I don’t think [lower profitability means] that creativity isn’t valued [by clients]. The value equation for creativity is one that’s been fought by agencies and will continue to be fought for the coming years—in terms of trying to move from a time-based to value- and output-based [remuneration].
The other interesting thing is going to be operating in an inflationary environment—if that’s the case and inflation is not a short-term phenomenon. Building back inflationary increases in income [by pushing through fee increases for clients] will become critical and is something that perhaps agencies haven’t been used to in the last decade.
M&C Saatchi is on the stock market and we’ve seen a tremendous amount of M&A and investment activity in other areas of advertising, particularly in the adtech sector, and a lot of private equity interest outside the stock market.
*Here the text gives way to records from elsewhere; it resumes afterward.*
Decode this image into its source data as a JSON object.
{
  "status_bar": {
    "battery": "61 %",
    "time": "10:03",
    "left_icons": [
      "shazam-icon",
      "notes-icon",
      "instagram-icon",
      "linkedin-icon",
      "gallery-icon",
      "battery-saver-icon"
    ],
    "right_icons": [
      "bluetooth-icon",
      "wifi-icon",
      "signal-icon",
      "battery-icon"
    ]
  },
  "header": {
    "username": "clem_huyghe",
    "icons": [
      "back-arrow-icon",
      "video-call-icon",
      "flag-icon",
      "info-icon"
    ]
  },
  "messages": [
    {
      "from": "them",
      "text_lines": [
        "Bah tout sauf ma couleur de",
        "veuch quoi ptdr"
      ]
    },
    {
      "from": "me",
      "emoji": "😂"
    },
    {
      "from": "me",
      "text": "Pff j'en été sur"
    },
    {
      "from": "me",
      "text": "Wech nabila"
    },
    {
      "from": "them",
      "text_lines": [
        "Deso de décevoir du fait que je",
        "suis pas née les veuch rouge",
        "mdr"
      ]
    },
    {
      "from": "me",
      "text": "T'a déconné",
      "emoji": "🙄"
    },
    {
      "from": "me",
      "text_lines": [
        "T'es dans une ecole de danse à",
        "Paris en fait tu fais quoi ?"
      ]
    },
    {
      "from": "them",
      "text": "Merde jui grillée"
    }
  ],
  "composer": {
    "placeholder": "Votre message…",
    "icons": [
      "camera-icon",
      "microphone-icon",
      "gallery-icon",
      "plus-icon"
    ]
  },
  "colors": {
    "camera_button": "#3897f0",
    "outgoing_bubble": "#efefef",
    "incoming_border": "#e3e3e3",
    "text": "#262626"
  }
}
What’s the benefit of M&C Saatchi being on the stock market? Is there any reason to consider anything different in terms of ownership as you simplify the business?
We’re not considering anything different and the simple answer is access to capital in the medium term [by staying on the stock market].
Hypothetically, what might that access to capital allow you to do? Sir Martin Sorrell’s S4 Capital has made more than two dozen acquisitions in three years and grown rapidly on the stock market.
In terms of capital allocation, we’ve made it fairly clear in the short term that the aim is to eliminate dilution [by using cash to pay agency entrepreneurs, rather than issue extra shares as the company has done previously].
There’s also organic growth and investment in the business, future dividends [as payments to shareholders are likely to restart now that the finances are stronger] and M&A activity will be on the radar for 2022, but it’s too early to talk about the details of that.
On dilution, you say this is a very significant moment. Earlier this year, M&C Saatchi warned about a heavy risk of dilution—with the share value potentially being diluted by nearly a quarter. Knowing there are quite a lot of agency entrepreneurs who have share options across the M&C Saatchi network, why is this change significant in terms of paying cash to them and how will it benefit existing shareholders?
The existing shareholders won’t get diluted—that’s what critical for them [in future].
In terms of those [agency entrepreneurs who are] option holders and receiving additional shares for their options [as part of earn-outs and long-term incentive schemes], that was diluting. In terms of being a barrier to future investors, as well as problem for existing investors, that will disappear. And for people within the business, there’s no downside, they’re getting cash, rather than shares.
It reflects the confidence and strength of the business that we are willing to make this statement.
The last thing I’d say is it is an important moment as it is a return to growth for our business after the hiatus in 2019 [with the accounting problems] and Covid in 2020 and our restructuring [as M&C Saatchi closed and merged around 20 subsidiaries last year].
And with this strategic decision to settle put options in cash, it’s strategically an important moment for the company to allow it to move forward.